--- What you are asked to do ---
In the copy of the lines below, leave out pictures and print everything else exactly.

--- Exercise materials ---
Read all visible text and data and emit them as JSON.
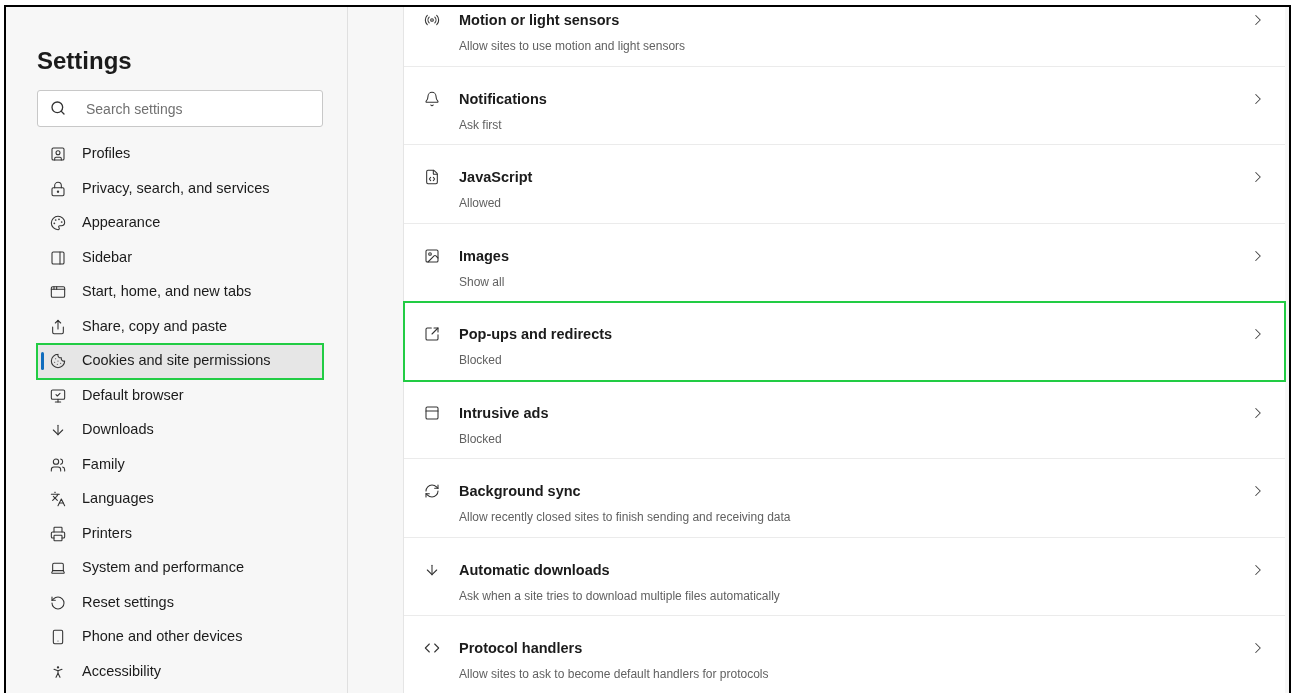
{
  "sidebar": {
    "title": "Settings",
    "search": {
      "placeholder": "Search settings"
    },
    "items": [
      {
        "label": "Profiles",
        "selected": false,
        "highlighted": false
      },
      {
        "label": "Privacy, search, and services",
        "selected": false,
        "highlighted": false
      },
      {
        "label": "Appearance",
        "selected": false,
        "highlighted": false
      },
      {
        "label": "Sidebar",
        "selected": false,
        "highlighted": false
      },
      {
        "label": "Start, home, and new tabs",
        "selected": false,
        "highlighted": false
      },
      {
        "label": "Share, copy and paste",
        "selected": false,
        "highlighted": false
      },
      {
        "label": "Cookies and site permissions",
        "selected": true,
        "highlighted": true
      },
      {
        "label": "Default browser",
        "selected": false,
        "highlighted": false
      },
      {
        "label": "Downloads",
        "selected": false,
        "highlighted": false
      },
      {
        "label": "Family",
        "selected": false,
        "highlighted": false
      },
      {
        "label": "Languages",
        "selected": false,
        "highlighted": false
      },
      {
        "label": "Printers",
        "selected": false,
        "highlighted": false
      },
      {
        "label": "System and performance",
        "selected": false,
        "highlighted": false
      },
      {
        "label": "Reset settings",
        "selected": false,
        "highlighted": false
      },
      {
        "label": "Phone and other devices",
        "selected": false,
        "highlighted": false
      },
      {
        "label": "Accessibility",
        "selected": false,
        "highlighted": false
      }
    ]
  },
  "permissions": [
    {
      "title": "Motion or light sensors",
      "subtitle": "Allow sites to use motion and light sensors",
      "highlighted": false
    },
    {
      "title": "Notifications",
      "subtitle": "Ask first",
      "highlighted": false
    },
    {
      "title": "JavaScript",
      "subtitle": "Allowed",
      "highlighted": false
    },
    {
      "title": "Images",
      "subtitle": "Show all",
      "highlighted": false
    },
    {
      "title": "Pop-ups and redirects",
      "subtitle": "Blocked",
      "highlighted": true
    },
    {
      "title": "Intrusive ads",
      "subtitle": "Blocked",
      "highlighted": false
    },
    {
      "title": "Background sync",
      "subtitle": "Allow recently closed sites to finish sending and receiving data",
      "highlighted": false
    },
    {
      "title": "Automatic downloads",
      "subtitle": "Ask when a site tries to download multiple files automatically",
      "highlighted": false
    },
    {
      "title": "Protocol handlers",
      "subtitle": "Allow sites to ask to become default handlers for protocols",
      "highlighted": false
    }
  ]
}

--- Answer to the exercise ---
Read all visible text and data and emit them as JSON.
{
  "sidebar": {
    "title": "Settings",
    "search": {
      "placeholder": "Search settings"
    },
    "items": [
      {
        "label": "Profiles",
        "selected": false,
        "highlighted": false
      },
      {
        "label": "Privacy, search, and services",
        "selected": false,
        "highlighted": false
      },
      {
        "label": "Appearance",
        "selected": false,
        "highlighted": false
      },
      {
        "label": "Sidebar",
        "selected": false,
        "highlighted": false
      },
      {
        "label": "Start, home, and new tabs",
        "selected": false,
        "highlighted": false
      },
      {
        "label": "Share, copy and paste",
        "selected": false,
        "highlighted": false
      },
      {
        "label": "Cookies and site permissions",
        "selected": true,
        "highlighted": true
      },
      {
        "label": "Default browser",
        "selected": false,
        "highlighted": false
      },
      {
        "label": "Downloads",
        "selected": false,
        "highlighted": false
      },
      {
        "label": "Family",
        "selected": false,
        "highlighted": false
      },
      {
        "label": "Languages",
        "selected": false,
        "highlighted": false
      },
      {
        "label": "Printers",
        "selected": false,
        "highlighted": false
      },
      {
        "label": "System and performance",
        "selected": false,
        "highlighted": false
      },
      {
        "label": "Reset settings",
        "selected": false,
        "highlighted": false
      },
      {
        "label": "Phone and other devices",
        "selected": false,
        "highlighted": false
      },
      {
        "label": "Accessibility",
        "selected": false,
        "highlighted": false
      }
    ]
  },
  "permissions": [
    {
      "title": "Motion or light sensors",
      "subtitle": "Allow sites to use motion and light sensors",
      "highlighted": false
    },
    {
      "title": "Notifications",
      "subtitle": "Ask first",
      "highlighted": false
    },
    {
      "title": "JavaScript",
      "subtitle": "Allowed",
      "highlighted": false
    },
    {
      "title": "Images",
      "subtitle": "Show all",
      "highlighted": false
    },
    {
      "title": "Pop-ups and redirects",
      "subtitle": "Blocked",
      "highlighted": true
    },
    {
      "title": "Intrusive ads",
      "subtitle": "Blocked",
      "highlighted": false
    },
    {
      "title": "Background sync",
      "subtitle": "Allow recently closed sites to finish sending and receiving data",
      "highlighted": false
    },
    {
      "title": "Automatic downloads",
      "subtitle": "Ask when a site tries to download multiple files automatically",
      "highlighted": false
    },
    {
      "title": "Protocol handlers",
      "subtitle": "Allow sites to ask to become default handlers for protocols",
      "highlighted": false
    }
  ]
}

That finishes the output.